Chrysler Full-Size Vans 1989-1998 Repair Guide

General Information


A Multi-port Fuel Injection (MFI) system is used on some 1992 and all 1993-98 model engines. The MFI system is controlled by a pre-programmed digital computer known as the Engine Control Module (ECM). The ECM controls ignition timing, air/fuel ratio, emission control devices, charging system and idle speed. The ECM constantly varies timing, fuel delivery and idle speed to meet changing engine operating conditions.

Various sensors provide the input necessary for the ECM to correctly regulate the fuel flow at the fuel injectors. These include the manifold absolute pressure, throttle position, oxygen sensor, coolant temperature, intake air temperature, and camshaft and crankshaft position sensors. In addition to the sensors, various switches also provide important information. These include the neutral safety, air conditioning, air conditioning clutch, and brake light switches.
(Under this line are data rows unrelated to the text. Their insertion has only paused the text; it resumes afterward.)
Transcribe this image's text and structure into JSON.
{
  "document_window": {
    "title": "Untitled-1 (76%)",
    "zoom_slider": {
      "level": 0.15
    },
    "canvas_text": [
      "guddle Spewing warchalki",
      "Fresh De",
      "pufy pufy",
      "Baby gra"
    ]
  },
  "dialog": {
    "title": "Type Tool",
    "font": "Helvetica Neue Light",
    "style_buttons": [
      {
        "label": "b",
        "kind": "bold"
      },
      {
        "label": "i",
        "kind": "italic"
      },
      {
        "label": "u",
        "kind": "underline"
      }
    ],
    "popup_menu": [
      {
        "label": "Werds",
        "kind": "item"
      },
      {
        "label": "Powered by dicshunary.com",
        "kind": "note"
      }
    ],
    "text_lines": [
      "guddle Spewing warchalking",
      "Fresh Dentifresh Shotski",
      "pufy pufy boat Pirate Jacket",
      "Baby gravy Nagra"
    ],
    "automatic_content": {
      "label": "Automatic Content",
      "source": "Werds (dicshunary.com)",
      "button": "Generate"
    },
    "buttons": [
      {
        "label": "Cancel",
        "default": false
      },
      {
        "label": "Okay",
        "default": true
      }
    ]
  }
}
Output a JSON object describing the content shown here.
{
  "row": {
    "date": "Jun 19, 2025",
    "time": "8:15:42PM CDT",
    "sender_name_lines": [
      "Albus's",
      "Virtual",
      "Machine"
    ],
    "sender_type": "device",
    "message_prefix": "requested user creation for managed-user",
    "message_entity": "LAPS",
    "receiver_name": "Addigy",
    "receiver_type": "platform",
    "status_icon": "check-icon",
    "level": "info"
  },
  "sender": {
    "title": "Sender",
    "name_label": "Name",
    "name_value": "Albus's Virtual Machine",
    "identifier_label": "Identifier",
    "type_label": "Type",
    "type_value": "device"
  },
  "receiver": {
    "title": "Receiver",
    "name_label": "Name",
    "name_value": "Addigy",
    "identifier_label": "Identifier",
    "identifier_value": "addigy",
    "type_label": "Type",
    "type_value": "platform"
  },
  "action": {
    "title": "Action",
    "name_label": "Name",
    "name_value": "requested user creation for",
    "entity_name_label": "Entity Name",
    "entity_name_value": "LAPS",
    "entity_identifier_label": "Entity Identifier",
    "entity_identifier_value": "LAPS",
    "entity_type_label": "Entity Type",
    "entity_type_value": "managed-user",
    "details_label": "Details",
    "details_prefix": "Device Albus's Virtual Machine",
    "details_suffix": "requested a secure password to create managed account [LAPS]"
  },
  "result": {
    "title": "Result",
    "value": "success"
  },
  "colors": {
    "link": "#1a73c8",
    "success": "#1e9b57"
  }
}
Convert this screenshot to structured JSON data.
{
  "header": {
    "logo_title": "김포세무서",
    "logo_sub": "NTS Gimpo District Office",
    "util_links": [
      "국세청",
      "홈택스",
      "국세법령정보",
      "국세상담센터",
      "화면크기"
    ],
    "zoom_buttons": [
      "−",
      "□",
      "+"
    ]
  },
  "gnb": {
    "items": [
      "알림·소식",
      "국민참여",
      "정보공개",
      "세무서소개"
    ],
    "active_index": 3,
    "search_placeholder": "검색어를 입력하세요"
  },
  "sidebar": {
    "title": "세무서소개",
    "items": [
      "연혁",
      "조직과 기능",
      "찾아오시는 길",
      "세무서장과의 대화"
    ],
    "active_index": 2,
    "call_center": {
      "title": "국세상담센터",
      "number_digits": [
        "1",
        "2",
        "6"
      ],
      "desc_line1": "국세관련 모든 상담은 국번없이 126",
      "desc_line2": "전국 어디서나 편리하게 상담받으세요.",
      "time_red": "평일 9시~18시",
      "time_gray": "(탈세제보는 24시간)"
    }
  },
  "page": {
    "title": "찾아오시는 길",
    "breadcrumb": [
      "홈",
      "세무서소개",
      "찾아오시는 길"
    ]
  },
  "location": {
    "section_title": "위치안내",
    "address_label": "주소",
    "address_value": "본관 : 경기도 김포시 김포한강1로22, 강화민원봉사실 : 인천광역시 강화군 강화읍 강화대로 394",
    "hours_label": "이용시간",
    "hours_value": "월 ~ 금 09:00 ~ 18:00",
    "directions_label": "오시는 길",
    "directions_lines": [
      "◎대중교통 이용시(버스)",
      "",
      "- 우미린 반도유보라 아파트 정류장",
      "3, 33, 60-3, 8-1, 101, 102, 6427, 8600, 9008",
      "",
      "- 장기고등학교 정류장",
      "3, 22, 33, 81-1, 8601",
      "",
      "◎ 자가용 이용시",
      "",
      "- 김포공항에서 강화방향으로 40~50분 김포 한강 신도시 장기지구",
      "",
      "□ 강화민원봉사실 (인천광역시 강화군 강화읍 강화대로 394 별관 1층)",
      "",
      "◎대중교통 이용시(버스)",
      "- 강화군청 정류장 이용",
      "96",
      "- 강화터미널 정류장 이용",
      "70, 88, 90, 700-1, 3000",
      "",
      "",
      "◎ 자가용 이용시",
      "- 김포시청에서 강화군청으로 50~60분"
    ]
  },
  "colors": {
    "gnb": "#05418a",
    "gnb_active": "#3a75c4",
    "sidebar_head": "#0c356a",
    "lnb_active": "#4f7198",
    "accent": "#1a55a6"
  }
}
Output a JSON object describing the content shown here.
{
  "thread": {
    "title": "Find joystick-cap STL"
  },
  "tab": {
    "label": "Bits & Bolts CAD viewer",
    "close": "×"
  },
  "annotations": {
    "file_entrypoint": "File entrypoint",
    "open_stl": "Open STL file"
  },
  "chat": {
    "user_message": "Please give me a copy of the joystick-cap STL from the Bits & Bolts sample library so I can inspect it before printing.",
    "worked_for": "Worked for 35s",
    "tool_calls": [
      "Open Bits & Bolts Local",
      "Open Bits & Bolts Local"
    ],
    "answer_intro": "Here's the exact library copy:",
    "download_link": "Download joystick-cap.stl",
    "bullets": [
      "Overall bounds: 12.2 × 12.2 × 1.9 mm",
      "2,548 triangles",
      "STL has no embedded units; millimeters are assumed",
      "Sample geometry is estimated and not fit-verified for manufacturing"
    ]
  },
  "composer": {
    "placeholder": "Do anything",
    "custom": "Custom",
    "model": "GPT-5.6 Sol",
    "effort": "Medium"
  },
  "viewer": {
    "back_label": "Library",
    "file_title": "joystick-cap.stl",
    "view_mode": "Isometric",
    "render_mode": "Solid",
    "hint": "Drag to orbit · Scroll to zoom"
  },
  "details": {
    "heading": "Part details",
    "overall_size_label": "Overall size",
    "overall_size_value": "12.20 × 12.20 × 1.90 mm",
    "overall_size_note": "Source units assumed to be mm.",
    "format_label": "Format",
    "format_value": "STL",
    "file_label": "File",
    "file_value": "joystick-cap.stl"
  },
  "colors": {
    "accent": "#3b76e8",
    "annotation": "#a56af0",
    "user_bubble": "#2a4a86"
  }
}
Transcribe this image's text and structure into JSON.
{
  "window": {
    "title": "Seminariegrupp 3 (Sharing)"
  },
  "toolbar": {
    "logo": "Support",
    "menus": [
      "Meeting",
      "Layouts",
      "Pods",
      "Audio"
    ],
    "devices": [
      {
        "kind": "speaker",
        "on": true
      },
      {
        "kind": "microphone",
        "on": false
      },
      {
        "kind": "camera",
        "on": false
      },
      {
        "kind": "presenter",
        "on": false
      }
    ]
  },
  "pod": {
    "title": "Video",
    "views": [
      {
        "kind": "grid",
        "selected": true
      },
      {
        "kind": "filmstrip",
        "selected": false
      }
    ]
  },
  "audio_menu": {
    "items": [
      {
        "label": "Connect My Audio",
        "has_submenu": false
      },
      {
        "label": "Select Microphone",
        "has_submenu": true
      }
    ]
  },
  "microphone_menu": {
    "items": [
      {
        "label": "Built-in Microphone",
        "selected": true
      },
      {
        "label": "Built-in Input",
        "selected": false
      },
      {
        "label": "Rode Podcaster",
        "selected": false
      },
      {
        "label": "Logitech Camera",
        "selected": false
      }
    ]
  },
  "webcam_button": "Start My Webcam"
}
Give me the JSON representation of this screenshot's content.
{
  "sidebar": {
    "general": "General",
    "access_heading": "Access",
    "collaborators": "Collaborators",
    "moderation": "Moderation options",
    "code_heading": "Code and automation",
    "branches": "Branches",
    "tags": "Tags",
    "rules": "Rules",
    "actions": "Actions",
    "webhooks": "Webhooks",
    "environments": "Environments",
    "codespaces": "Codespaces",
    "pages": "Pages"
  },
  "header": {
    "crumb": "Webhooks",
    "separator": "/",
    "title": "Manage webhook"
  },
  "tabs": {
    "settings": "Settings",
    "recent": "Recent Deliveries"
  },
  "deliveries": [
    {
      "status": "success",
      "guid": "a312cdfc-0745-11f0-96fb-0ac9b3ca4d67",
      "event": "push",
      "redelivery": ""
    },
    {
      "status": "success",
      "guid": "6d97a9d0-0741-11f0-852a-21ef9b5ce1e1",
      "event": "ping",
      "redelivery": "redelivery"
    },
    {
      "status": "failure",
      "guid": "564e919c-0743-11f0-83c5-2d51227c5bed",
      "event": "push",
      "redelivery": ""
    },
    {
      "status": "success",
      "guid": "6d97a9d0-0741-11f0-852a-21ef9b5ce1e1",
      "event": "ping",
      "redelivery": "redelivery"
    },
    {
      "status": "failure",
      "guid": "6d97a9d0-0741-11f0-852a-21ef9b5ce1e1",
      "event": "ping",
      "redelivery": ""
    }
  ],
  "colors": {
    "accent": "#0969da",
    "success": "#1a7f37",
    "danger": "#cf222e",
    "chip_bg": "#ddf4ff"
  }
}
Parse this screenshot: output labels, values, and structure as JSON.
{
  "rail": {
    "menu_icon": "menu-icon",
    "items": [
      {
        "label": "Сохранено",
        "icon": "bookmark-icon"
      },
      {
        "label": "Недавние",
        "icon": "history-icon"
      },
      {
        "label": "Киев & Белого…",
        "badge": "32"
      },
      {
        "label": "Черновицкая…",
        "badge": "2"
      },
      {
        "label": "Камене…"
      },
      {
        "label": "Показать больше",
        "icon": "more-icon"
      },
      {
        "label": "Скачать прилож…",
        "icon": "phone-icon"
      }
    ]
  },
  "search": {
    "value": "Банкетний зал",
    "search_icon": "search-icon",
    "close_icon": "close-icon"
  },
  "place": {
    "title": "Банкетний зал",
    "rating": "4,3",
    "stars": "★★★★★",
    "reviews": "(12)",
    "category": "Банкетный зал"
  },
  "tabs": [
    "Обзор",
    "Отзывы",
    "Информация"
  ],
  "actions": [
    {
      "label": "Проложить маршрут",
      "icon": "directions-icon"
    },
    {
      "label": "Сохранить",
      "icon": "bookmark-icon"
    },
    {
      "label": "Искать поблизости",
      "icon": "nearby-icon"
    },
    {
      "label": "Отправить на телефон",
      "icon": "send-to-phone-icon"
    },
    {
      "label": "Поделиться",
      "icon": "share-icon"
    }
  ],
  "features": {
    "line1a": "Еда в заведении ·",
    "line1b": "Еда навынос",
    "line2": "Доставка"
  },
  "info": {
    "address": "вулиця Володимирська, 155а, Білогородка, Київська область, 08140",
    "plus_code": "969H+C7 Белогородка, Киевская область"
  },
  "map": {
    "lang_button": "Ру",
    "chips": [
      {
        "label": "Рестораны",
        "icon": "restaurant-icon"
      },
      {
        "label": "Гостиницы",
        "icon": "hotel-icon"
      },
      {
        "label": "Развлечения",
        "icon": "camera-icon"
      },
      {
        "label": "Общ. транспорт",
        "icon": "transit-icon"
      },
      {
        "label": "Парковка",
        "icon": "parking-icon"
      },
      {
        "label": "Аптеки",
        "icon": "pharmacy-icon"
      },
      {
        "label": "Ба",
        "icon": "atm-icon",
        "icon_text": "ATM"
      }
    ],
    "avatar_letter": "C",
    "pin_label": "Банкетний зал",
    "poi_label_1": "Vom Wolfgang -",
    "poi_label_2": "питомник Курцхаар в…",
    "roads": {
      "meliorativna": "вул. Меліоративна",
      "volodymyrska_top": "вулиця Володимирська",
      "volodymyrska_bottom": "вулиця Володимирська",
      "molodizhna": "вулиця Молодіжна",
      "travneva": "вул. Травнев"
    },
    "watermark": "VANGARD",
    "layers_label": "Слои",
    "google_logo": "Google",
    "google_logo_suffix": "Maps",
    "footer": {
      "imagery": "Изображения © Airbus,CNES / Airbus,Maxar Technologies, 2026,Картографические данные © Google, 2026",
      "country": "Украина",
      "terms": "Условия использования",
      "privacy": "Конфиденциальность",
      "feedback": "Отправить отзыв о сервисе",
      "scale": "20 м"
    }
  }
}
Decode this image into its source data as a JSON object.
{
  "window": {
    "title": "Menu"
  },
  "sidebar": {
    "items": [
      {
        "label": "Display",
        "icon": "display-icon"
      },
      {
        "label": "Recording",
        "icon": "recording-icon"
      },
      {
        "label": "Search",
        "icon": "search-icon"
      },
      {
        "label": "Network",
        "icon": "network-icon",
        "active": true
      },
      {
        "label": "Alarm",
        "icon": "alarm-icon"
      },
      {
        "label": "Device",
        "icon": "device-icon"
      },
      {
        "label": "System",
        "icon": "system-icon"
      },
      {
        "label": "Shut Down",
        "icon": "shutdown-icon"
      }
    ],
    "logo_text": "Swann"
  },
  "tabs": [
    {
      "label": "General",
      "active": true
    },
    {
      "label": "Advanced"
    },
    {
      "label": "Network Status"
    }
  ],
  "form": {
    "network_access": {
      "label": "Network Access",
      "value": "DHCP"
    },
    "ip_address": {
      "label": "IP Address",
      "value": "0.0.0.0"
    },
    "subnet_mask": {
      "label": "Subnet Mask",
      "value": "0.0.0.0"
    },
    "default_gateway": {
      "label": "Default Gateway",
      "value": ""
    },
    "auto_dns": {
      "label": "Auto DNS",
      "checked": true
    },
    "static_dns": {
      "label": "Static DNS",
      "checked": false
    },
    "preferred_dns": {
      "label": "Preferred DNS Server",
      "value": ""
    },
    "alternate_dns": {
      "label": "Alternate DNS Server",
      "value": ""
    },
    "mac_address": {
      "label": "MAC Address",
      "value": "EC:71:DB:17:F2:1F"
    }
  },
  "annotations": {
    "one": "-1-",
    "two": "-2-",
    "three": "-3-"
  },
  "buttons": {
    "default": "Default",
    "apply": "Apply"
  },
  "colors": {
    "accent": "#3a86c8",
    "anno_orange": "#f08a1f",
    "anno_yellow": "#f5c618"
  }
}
All inputs to the ECM are converted into signals which are used to calculate and adjust the fuel flow at the injectors or ignition timing or both. The ECM accomplishes this by varying the pulse width of the injectors to adjust the fuel/air ratio, or advancing or retarding timing. The ECM tests many of its own input and output circuits. If a fault is found in a major system, this information is stored in the ECM as a Diagnostic Trouble Code (DTC). Information on this fault can be displayed to a technician by means of the grounding a terminal and reading the check engine lamp flashes or by connecting a scan tool and reading the DTCs ( see Driveability & Emission Controls for a more complete procedure).